-- Opening Marker --

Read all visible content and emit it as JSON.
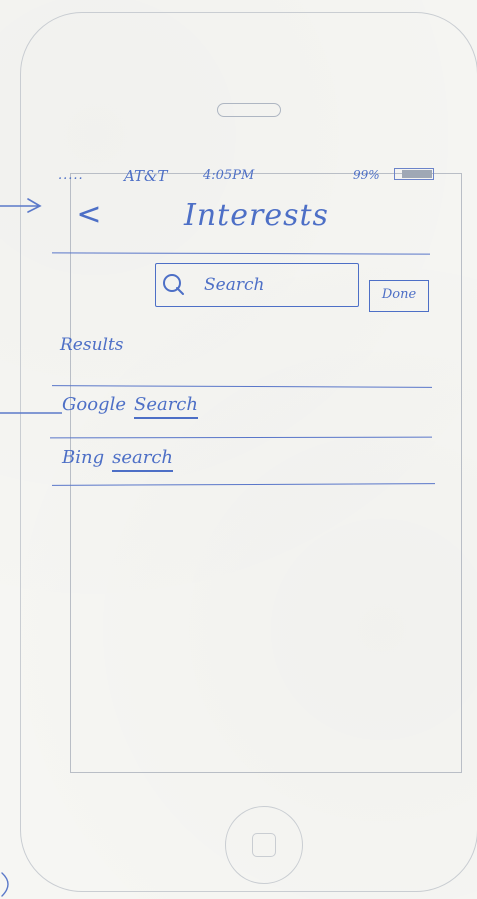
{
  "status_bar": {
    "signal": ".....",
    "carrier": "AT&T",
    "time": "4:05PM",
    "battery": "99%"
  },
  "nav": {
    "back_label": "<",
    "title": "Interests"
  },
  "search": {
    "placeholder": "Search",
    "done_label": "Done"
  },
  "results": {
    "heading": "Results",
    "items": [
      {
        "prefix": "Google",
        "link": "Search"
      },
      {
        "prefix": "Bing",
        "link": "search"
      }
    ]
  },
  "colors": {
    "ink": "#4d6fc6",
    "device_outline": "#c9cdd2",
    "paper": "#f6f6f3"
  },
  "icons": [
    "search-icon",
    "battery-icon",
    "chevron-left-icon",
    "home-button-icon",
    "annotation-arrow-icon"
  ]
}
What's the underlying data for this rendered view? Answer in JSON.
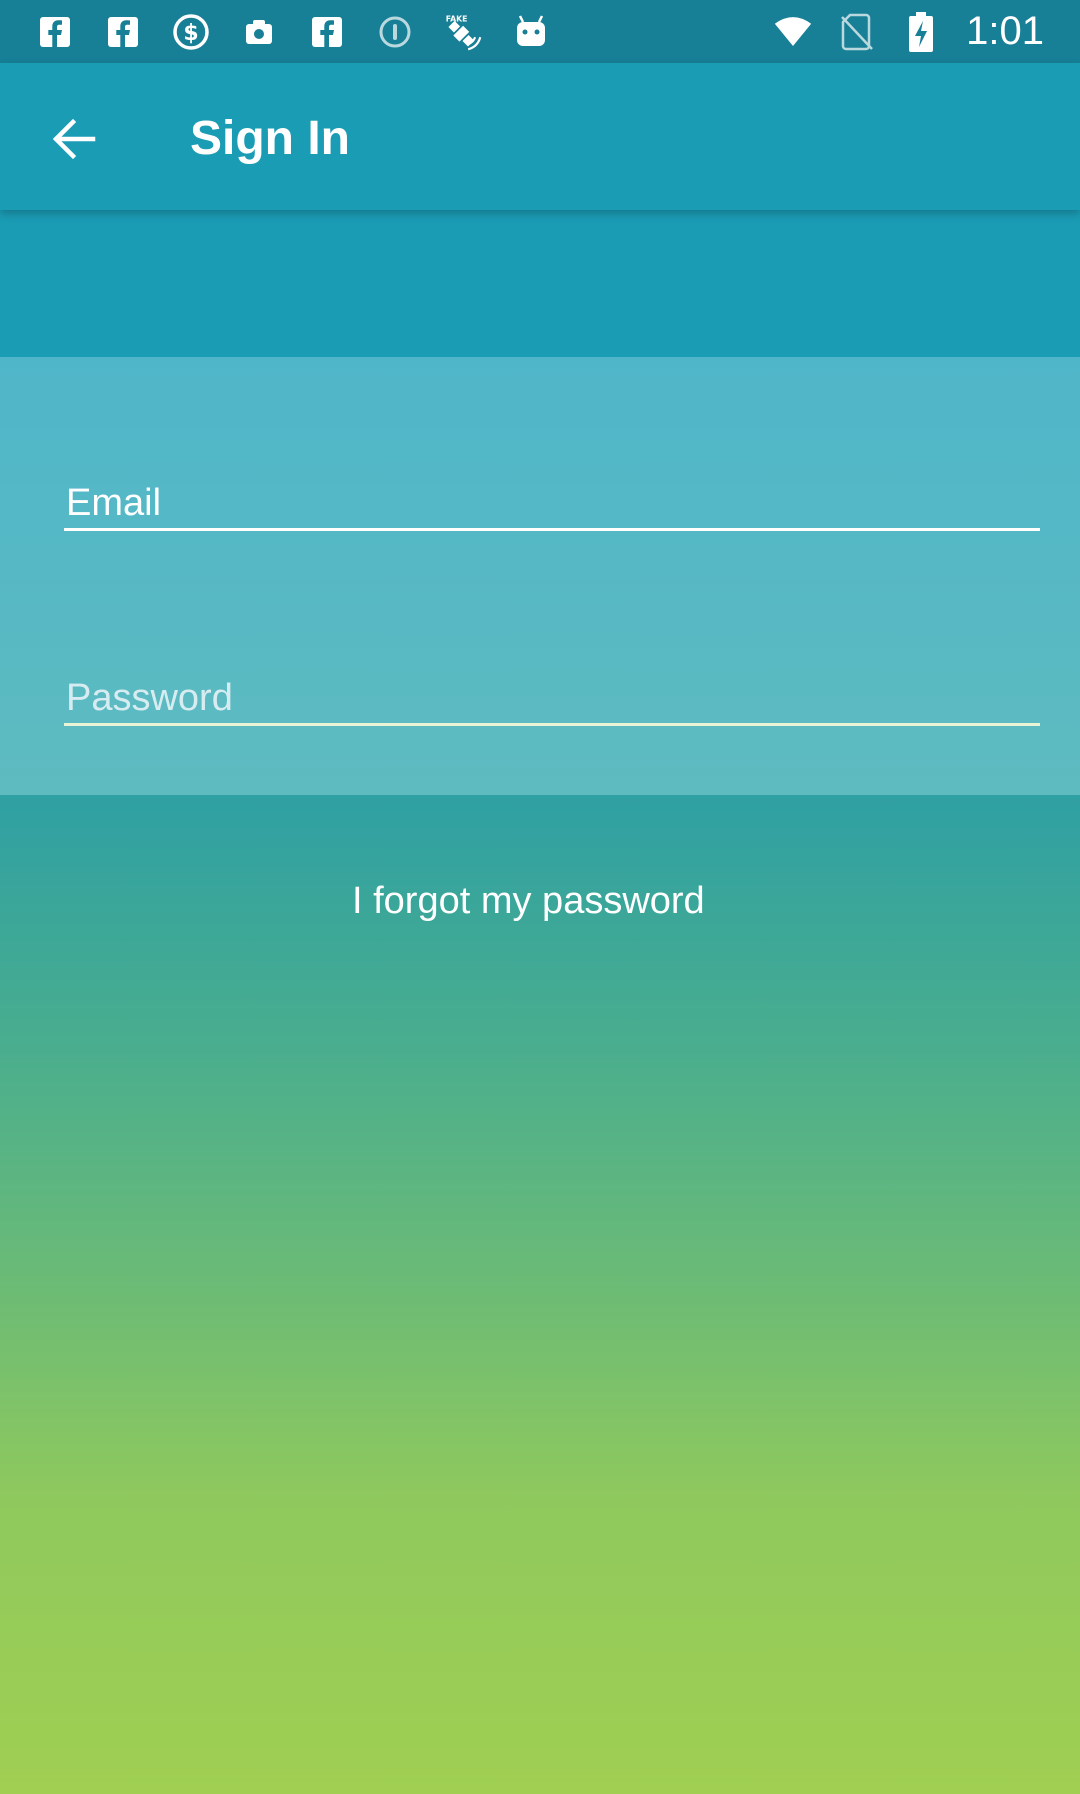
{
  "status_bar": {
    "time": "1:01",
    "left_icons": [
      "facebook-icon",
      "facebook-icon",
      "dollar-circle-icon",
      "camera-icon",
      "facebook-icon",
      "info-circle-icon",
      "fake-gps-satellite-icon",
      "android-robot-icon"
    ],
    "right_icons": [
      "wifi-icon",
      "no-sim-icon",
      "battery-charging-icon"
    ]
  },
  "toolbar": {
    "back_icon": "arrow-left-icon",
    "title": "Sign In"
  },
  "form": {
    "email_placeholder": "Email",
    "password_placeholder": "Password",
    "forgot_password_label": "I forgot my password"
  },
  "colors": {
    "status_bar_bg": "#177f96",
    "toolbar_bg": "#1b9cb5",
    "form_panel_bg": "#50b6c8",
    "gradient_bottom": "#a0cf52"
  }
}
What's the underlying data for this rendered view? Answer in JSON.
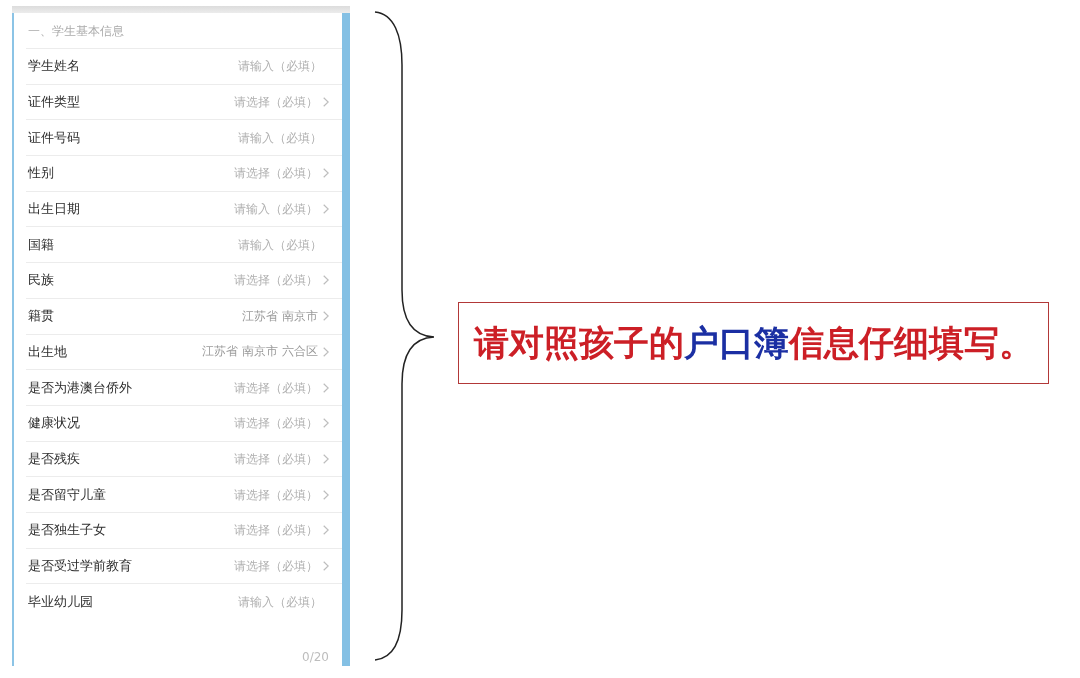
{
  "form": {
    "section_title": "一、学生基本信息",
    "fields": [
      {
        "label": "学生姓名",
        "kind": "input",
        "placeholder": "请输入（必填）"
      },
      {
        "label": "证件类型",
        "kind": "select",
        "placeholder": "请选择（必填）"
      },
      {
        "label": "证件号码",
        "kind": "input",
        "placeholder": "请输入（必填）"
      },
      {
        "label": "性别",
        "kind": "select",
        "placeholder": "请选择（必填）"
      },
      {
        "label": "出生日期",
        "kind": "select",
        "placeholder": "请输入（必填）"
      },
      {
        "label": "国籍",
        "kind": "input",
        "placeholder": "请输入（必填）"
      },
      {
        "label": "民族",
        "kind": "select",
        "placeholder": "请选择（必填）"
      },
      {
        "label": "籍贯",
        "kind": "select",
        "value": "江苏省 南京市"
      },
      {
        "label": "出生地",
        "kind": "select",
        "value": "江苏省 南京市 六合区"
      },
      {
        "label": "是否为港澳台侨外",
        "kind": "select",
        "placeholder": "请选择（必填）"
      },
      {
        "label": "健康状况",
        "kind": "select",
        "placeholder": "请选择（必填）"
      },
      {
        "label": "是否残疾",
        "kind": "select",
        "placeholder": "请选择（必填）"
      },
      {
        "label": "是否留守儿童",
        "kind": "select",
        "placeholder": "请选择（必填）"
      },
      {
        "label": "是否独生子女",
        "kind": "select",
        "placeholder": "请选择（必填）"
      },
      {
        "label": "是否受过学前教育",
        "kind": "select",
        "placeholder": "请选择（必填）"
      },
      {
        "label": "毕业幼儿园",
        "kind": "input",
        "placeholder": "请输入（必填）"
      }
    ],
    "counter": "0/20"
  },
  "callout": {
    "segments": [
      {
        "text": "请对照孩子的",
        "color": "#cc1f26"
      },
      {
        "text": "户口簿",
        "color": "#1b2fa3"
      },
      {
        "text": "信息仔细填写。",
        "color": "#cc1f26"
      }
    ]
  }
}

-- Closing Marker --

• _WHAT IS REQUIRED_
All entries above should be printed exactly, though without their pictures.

• _WRITTEN ANSWER_
Read all visible content and emit it as JSON.
{
  "status_bar": {
    "signal": ".....",
    "carrier": "AT&T",
    "time": "4:05PM",
    "battery": "99%"
  },
  "nav": {
    "back_label": "<",
    "title": "Interests"
  },
  "search": {
    "placeholder": "Search",
    "done_label": "Done"
  },
  "results": {
    "heading": "Results",
    "items": [
      {
        "prefix": "Google",
        "link": "Search"
      },
      {
        "prefix": "Bing",
        "link": "search"
      }
    ]
  },
  "colors": {
    "ink": "#4d6fc6",
    "device_outline": "#c9cdd2",
    "paper": "#f6f6f3"
  },
  "icons": [
    "search-icon",
    "battery-icon",
    "chevron-left-icon",
    "home-button-icon",
    "annotation-arrow-icon"
  ]
}
What's the underlying data for this rendered view? Answer in JSON.
{
  "status_bar": {
    "time": "1:01",
    "left_icons": [
      "facebook-icon",
      "facebook-icon",
      "dollar-circle-icon",
      "camera-icon",
      "facebook-icon",
      "info-circle-icon",
      "fake-gps-satellite-icon",
      "android-robot-icon"
    ],
    "right_icons": [
      "wifi-icon",
      "no-sim-icon",
      "battery-charging-icon"
    ]
  },
  "toolbar": {
    "back_icon": "arrow-left-icon",
    "title": "Sign In"
  },
  "form": {
    "email_placeholder": "Email",
    "password_placeholder": "Password",
    "forgot_password_label": "I forgot my password"
  },
  "colors": {
    "status_bar_bg": "#177f96",
    "toolbar_bg": "#1b9cb5",
    "form_panel_bg": "#50b6c8",
    "gradient_bottom": "#a0cf52"
  }
}
What's the underlying data for this rendered view? Answer in JSON.
{
  "form": {
    "section_title": "一、学生基本信息",
    "fields": [
      {
        "label": "学生姓名",
        "kind": "input",
        "placeholder": "请输入（必填）"
      },
      {
        "label": "证件类型",
        "kind": "select",
        "placeholder": "请选择（必填）"
      },
      {
        "label": "证件号码",
        "kind": "input",
        "placeholder": "请输入（必填）"
      },
      {
        "label": "性别",
        "kind": "select",
        "placeholder": "请选择（必填）"
      },
      {
        "label": "出生日期",
        "kind": "select",
        "placeholder": "请输入（必填）"
      },
      {
        "label": "国籍",
        "kind": "input",
        "placeholder": "请输入（必填）"
      },
      {
        "label": "民族",
        "kind": "select",
        "placeholder": "请选择（必填）"
      },
      {
        "label": "籍贯",
        "kind": "select",
        "value": "江苏省 南京市"
      },
      {
        "label": "出生地",
        "kind": "select",
        "value": "江苏省 南京市 六合区"
      },
      {
        "label": "是否为港澳台侨外",
        "kind": "select",
        "placeholder": "请选择（必填）"
      },
      {
        "label": "健康状况",
        "kind": "select",
        "placeholder": "请选择（必填）"
      },
      {
        "label": "是否残疾",
        "kind": "select",
        "placeholder": "请选择（必填）"
      },
      {
        "label": "是否留守儿童",
        "kind": "select",
        "placeholder": "请选择（必填）"
      },
      {
        "label": "是否独生子女",
        "kind": "select",
        "placeholder": "请选择（必填）"
      },
      {
        "label": "是否受过学前教育",
        "kind": "select",
        "placeholder": "请选择（必填）"
      },
      {
        "label": "毕业幼儿园",
        "kind": "input",
        "placeholder": "请输入（必填）"
      }
    ],
    "counter": "0/20"
  },
  "callout": {
    "segments": [
      {
        "text": "请对照孩子的",
        "color": "#cc1f26"
      },
      {
        "text": "户口簿",
        "color": "#1b2fa3"
      },
      {
        "text": "信息仔细填写。",
        "color": "#cc1f26"
      }
    ]
  }
}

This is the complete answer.